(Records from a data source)
■ ■ ■ ■ ■
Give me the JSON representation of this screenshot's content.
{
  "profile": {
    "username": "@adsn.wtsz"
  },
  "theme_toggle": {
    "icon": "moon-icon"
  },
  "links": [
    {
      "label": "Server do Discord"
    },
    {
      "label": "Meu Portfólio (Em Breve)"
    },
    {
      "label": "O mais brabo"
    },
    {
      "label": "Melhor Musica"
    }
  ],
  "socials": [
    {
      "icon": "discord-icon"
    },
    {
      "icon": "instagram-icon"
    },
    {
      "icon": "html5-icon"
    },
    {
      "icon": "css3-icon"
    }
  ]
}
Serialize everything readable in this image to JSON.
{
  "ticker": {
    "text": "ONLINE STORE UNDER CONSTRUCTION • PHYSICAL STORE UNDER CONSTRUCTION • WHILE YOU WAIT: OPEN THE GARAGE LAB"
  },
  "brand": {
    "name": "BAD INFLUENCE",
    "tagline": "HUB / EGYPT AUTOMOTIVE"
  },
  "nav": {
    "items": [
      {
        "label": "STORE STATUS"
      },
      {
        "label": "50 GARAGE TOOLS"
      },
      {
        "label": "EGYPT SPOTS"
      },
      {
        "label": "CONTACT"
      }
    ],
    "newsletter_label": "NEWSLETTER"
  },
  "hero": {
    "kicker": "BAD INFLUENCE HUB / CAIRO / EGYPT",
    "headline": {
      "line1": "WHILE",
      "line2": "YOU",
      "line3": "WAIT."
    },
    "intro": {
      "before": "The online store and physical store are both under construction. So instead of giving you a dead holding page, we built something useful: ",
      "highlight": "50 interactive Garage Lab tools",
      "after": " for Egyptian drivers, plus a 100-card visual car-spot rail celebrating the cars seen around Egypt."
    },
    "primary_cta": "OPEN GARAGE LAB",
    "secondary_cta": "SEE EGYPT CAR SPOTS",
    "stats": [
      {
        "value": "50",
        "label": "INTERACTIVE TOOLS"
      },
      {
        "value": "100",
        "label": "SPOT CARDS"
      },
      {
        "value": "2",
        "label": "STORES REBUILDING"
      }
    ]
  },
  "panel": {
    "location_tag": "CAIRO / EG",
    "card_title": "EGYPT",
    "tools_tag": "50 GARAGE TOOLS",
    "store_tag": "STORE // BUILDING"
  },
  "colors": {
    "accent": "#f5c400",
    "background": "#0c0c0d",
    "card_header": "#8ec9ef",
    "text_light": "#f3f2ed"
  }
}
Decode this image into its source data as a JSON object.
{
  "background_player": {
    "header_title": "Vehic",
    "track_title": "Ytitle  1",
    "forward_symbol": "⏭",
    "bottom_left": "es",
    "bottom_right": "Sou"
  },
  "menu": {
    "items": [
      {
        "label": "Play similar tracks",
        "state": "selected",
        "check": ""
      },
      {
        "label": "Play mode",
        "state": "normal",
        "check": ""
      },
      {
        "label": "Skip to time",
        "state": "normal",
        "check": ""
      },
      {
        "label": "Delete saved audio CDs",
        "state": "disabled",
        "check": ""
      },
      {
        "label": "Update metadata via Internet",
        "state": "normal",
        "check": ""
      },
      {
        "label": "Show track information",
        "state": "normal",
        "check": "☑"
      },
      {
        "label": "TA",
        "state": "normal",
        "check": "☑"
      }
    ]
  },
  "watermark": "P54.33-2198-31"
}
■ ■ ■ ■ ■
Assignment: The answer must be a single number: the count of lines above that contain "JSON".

Solution for this exercise: 3